Tastekin writes, “Kurds have already taken major steps toward a state structure with a constitution, a constituent assembly, popular committees, defense and security forces, and education and cultural institutions.” According to local sources, the Syrian government is content to allow some degree of local autonomy, such as the use of the Kurdish language in education, and allowing Asayish forces to handle local policing. But probably not much more than that.
This column reported last week on the Russian draft constitution, which suggested autonomy for Syria’s Kurdish regions, as well as the denial of top Russian officials that Moscow is endorsing autonomy.
Tastekin also interviewed a senior Asayish official who spoke of “Turkey’s intensifying threat against Rojava, saying that Ankara, together with Iraqi Kurdistan President Massoud Barzani, is trying to eradicate the autonomy movement in Rojava.”
Despite the crisis in US-Turkey relations over Syria, Akyol observed a possible ideological affinity between Trump and Erdogan.

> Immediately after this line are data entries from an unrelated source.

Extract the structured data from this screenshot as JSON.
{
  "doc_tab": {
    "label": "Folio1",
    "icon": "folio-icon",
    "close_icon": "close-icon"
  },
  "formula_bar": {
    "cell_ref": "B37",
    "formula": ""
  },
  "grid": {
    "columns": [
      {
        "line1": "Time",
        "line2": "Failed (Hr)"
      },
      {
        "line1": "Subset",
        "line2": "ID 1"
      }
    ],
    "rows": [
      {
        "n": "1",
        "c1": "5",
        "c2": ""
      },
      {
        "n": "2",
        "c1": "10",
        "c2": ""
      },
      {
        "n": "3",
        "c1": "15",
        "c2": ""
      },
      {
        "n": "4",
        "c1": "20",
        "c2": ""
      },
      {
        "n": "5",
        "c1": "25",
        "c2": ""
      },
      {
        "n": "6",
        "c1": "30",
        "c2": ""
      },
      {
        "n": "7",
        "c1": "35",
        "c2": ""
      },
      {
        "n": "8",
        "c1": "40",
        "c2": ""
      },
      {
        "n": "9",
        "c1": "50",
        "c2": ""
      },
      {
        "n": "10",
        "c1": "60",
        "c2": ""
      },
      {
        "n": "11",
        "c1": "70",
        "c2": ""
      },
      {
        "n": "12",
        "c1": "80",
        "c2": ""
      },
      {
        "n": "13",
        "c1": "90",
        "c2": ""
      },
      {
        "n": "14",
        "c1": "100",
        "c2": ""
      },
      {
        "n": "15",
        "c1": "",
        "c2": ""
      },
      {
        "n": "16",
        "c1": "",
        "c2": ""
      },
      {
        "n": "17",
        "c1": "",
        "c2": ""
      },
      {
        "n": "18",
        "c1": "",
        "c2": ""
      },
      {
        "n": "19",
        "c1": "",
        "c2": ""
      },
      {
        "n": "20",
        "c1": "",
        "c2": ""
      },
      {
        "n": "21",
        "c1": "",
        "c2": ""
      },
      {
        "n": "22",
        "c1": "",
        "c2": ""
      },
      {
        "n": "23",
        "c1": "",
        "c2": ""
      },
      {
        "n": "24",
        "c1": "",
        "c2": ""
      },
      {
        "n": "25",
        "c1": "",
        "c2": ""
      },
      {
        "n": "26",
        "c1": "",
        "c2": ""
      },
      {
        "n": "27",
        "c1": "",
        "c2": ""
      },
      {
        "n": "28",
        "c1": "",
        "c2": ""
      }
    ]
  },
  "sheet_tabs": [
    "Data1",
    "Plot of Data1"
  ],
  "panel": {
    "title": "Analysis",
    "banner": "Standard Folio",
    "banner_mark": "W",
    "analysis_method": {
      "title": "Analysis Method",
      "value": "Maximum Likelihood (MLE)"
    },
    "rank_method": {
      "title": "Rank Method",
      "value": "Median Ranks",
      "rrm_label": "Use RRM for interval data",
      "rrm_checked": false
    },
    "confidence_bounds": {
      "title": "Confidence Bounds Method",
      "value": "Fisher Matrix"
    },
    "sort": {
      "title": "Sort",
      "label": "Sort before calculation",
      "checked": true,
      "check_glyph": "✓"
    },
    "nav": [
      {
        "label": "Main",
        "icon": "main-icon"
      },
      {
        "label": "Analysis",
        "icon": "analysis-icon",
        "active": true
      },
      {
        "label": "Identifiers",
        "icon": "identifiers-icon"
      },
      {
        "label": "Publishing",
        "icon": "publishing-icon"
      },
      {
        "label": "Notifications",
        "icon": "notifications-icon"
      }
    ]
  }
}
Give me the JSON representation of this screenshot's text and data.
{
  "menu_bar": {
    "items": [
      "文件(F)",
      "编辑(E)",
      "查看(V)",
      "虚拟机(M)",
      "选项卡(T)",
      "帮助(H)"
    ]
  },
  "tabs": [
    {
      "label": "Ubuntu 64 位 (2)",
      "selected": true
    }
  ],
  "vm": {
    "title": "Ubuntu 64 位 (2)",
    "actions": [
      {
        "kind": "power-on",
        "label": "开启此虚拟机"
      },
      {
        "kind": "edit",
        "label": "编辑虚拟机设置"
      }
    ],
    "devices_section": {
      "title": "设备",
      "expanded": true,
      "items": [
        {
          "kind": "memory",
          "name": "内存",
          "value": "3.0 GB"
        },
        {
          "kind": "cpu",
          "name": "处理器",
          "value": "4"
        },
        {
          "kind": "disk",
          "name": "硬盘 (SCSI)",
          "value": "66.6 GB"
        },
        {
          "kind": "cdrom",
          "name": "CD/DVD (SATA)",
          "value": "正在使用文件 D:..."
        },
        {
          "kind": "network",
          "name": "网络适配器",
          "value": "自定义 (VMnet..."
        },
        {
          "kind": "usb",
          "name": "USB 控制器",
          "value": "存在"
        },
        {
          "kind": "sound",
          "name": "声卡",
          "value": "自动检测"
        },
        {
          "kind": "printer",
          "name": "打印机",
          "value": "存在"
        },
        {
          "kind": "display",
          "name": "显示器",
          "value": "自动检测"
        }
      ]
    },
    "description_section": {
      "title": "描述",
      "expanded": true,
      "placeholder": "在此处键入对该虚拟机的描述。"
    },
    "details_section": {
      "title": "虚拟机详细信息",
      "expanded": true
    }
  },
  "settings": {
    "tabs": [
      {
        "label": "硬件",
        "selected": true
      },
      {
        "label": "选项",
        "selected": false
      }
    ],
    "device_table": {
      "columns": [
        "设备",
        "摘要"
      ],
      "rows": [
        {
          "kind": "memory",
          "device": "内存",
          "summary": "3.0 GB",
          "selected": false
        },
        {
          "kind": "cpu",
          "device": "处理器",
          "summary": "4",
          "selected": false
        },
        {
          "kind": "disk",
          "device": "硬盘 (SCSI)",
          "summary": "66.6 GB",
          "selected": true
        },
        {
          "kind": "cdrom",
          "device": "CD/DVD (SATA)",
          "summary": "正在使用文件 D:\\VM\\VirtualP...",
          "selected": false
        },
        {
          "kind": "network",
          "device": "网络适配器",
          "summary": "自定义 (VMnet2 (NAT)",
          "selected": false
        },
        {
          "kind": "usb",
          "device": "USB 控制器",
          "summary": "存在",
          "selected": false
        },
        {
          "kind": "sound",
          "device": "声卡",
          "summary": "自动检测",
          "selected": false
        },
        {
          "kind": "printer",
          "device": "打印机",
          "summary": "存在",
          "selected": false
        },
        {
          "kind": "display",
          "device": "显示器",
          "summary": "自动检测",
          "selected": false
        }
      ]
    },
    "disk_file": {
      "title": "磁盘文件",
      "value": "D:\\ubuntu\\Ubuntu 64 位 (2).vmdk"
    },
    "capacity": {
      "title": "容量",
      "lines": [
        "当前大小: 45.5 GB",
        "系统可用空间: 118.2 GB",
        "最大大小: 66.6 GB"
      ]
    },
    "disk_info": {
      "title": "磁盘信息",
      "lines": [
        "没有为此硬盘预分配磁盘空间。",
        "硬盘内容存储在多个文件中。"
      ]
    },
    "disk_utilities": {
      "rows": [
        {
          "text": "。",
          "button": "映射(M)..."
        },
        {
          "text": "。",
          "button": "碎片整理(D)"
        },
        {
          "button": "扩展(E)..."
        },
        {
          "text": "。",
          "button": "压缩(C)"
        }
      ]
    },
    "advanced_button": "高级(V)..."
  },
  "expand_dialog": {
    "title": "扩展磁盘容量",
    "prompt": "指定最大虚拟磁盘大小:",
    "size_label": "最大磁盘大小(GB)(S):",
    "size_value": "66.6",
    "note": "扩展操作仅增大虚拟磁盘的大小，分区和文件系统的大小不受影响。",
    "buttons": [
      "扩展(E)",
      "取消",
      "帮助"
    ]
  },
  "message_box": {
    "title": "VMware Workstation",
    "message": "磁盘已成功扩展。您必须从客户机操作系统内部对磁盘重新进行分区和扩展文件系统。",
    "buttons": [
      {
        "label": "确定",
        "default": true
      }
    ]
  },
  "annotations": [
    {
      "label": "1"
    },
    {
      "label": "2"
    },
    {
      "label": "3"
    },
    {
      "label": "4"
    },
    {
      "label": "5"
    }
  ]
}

He writes, “Trump’s populism resonates with the populism of Erdogan, creating an affinity of worldviews. When Trump condemns the ‘mainstream media,’ or his strategist Stephen Bannon says the media should ‘keep its mouth shut,’ Erdoganists see a very familiar style of strongman politics that they admire. When Trump condemns the conspiracies of ‘internal bankers,’ he says something that confirms the conspiracy theories of Turkey’s new ruling class. Basically, both Erdogan and Trump represent a nationalist, nativist, populist battle cry against the global liberal order, and this creates common ground between the two sides. The fact that Trump dislikes Islam while Erdogan champions it, apparently, is not important enough to disrupt this new transatlantic connection.” At least not yet.